Excerpts from an interface dataset:
Segment Open

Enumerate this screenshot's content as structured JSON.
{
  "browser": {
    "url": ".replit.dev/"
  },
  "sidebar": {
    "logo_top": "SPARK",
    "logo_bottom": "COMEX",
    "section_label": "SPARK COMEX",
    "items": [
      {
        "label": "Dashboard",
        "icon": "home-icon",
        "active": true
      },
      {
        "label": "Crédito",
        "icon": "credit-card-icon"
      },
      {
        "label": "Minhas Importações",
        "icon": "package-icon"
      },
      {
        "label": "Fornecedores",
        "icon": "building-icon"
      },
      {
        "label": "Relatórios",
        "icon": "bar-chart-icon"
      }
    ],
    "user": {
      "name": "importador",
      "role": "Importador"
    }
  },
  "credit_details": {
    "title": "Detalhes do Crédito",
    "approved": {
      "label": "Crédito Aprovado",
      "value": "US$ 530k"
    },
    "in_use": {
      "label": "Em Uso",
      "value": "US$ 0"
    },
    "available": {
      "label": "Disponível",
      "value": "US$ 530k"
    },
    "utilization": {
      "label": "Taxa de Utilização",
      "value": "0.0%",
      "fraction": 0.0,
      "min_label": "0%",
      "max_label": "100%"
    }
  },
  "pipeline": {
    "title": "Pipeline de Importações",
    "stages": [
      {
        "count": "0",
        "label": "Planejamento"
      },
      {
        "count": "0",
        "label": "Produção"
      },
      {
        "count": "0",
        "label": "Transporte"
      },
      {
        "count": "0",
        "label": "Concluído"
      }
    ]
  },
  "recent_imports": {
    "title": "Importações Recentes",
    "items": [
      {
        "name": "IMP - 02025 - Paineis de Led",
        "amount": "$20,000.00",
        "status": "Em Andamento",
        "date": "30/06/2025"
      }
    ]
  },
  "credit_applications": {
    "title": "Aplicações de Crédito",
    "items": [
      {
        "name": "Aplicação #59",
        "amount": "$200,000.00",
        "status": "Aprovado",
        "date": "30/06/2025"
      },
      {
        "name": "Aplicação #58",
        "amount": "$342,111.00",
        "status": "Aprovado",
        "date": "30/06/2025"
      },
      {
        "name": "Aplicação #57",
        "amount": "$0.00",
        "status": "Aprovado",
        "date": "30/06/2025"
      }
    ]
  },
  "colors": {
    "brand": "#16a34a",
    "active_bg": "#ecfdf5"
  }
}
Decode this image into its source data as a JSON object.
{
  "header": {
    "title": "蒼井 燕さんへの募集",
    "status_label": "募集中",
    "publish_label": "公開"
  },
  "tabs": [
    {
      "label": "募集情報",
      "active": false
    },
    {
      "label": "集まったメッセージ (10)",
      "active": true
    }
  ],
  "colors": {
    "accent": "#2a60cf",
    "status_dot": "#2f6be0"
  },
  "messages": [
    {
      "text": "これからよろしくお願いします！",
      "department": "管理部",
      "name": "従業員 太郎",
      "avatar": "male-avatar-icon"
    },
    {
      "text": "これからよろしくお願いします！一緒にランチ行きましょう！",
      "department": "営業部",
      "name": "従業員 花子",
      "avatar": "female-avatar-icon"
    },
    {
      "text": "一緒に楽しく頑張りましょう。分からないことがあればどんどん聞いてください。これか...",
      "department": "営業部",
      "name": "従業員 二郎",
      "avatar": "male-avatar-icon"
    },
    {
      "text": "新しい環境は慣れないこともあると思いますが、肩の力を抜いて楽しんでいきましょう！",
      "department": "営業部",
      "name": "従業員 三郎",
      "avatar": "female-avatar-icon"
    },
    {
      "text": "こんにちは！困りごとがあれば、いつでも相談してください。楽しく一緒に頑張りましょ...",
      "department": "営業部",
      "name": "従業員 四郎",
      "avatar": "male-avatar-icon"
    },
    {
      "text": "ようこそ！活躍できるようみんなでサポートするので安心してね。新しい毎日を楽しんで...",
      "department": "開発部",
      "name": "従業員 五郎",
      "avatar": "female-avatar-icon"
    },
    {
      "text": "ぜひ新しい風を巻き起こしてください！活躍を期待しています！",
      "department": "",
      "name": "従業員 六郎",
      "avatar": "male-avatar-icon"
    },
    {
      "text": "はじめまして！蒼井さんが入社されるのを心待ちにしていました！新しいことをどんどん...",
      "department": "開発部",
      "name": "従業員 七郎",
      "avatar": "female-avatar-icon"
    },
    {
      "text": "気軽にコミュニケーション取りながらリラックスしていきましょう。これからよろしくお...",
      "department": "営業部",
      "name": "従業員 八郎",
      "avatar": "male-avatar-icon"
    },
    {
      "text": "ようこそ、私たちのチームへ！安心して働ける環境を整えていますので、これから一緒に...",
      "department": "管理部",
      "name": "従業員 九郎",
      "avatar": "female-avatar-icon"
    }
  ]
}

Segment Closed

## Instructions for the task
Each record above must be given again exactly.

## Solved exercise
Enumerate this screenshot's content as structured JSON.
{
  "browser": {
    "url": ".replit.dev/"
  },
  "sidebar": {
    "logo_top": "SPARK",
    "logo_bottom": "COMEX",
    "section_label": "SPARK COMEX",
    "items": [
      {
        "label": "Dashboard",
        "icon": "home-icon",
        "active": true
      },
      {
        "label": "Crédito",
        "icon": "credit-card-icon"
      },
      {
        "label": "Minhas Importações",
        "icon": "package-icon"
      },
      {
        "label": "Fornecedores",
        "icon": "building-icon"
      },
      {
        "label": "Relatórios",
        "icon": "bar-chart-icon"
      }
    ],
    "user": {
      "name": "importador",
      "role": "Importador"
    }
  },
  "credit_details": {
    "title": "Detalhes do Crédito",
    "approved": {
      "label": "Crédito Aprovado",
      "value": "US$ 530k"
    },
    "in_use": {
      "label": "Em Uso",
      "value": "US$ 0"
    },
    "available": {
      "label": "Disponível",
      "value": "US$ 530k"
    },
    "utilization": {
      "label": "Taxa de Utilização",
      "value": "0.0%",
      "fraction": 0.0,
      "min_label": "0%",
      "max_label": "100%"
    }
  },
  "pipeline": {
    "title": "Pipeline de Importações",
    "stages": [
      {
        "count": "0",
        "label": "Planejamento"
      },
      {
        "count": "0",
        "label": "Produção"
      },
      {
        "count": "0",
        "label": "Transporte"
      },
      {
        "count": "0",
        "label": "Concluído"
      }
    ]
  },
  "recent_imports": {
    "title": "Importações Recentes",
    "items": [
      {
        "name": "IMP - 02025 - Paineis de Led",
        "amount": "$20,000.00",
        "status": "Em Andamento",
        "date": "30/06/2025"
      }
    ]
  },
  "credit_applications": {
    "title": "Aplicações de Crédito",
    "items": [
      {
        "name": "Aplicação #59",
        "amount": "$200,000.00",
        "status": "Aprovado",
        "date": "30/06/2025"
      },
      {
        "name": "Aplicação #58",
        "amount": "$342,111.00",
        "status": "Aprovado",
        "date": "30/06/2025"
      },
      {
        "name": "Aplicação #57",
        "amount": "$0.00",
        "status": "Aprovado",
        "date": "30/06/2025"
      }
    ]
  },
  "colors": {
    "brand": "#16a34a",
    "active_bg": "#ecfdf5"
  }
}
Decode this image into its source data as a JSON object.
{
  "header": {
    "title": "蒼井 燕さんへの募集",
    "status_label": "募集中",
    "publish_label": "公開"
  },
  "tabs": [
    {
      "label": "募集情報",
      "active": false
    },
    {
      "label": "集まったメッセージ (10)",
      "active": true
    }
  ],
  "colors": {
    "accent": "#2a60cf",
    "status_dot": "#2f6be0"
  },
  "messages": [
    {
      "text": "これからよろしくお願いします！",
      "department": "管理部",
      "name": "従業員 太郎",
      "avatar": "male-avatar-icon"
    },
    {
      "text": "これからよろしくお願いします！一緒にランチ行きましょう！",
      "department": "営業部",
      "name": "従業員 花子",
      "avatar": "female-avatar-icon"
    },
    {
      "text": "一緒に楽しく頑張りましょう。分からないことがあればどんどん聞いてください。これか...",
      "department": "営業部",
      "name": "従業員 二郎",
      "avatar": "male-avatar-icon"
    },
    {
      "text": "新しい環境は慣れないこともあると思いますが、肩の力を抜いて楽しんでいきましょう！",
      "department": "営業部",
      "name": "従業員 三郎",
      "avatar": "female-avatar-icon"
    },
    {
      "text": "こんにちは！困りごとがあれば、いつでも相談してください。楽しく一緒に頑張りましょ...",
      "department": "営業部",
      "name": "従業員 四郎",
      "avatar": "male-avatar-icon"
    },
    {
      "text": "ようこそ！活躍できるようみんなでサポートするので安心してね。新しい毎日を楽しんで...",
      "department": "開発部",
      "name": "従業員 五郎",
      "avatar": "female-avatar-icon"
    },
    {
      "text": "ぜひ新しい風を巻き起こしてください！活躍を期待しています！",
      "department": "",
      "name": "従業員 六郎",
      "avatar": "male-avatar-icon"
    },
    {
      "text": "はじめまして！蒼井さんが入社されるのを心待ちにしていました！新しいことをどんどん...",
      "department": "開発部",
      "name": "従業員 七郎",
      "avatar": "female-avatar-icon"
    },
    {
      "text": "気軽にコミュニケーション取りながらリラックスしていきましょう。これからよろしくお...",
      "department": "営業部",
      "name": "従業員 八郎",
      "avatar": "male-avatar-icon"
    },
    {
      "text": "ようこそ、私たちのチームへ！安心して働ける環境を整えていますので、これから一緒に...",
      "department": "管理部",
      "name": "従業員 九郎",
      "avatar": "female-avatar-icon"
    }
  ]
}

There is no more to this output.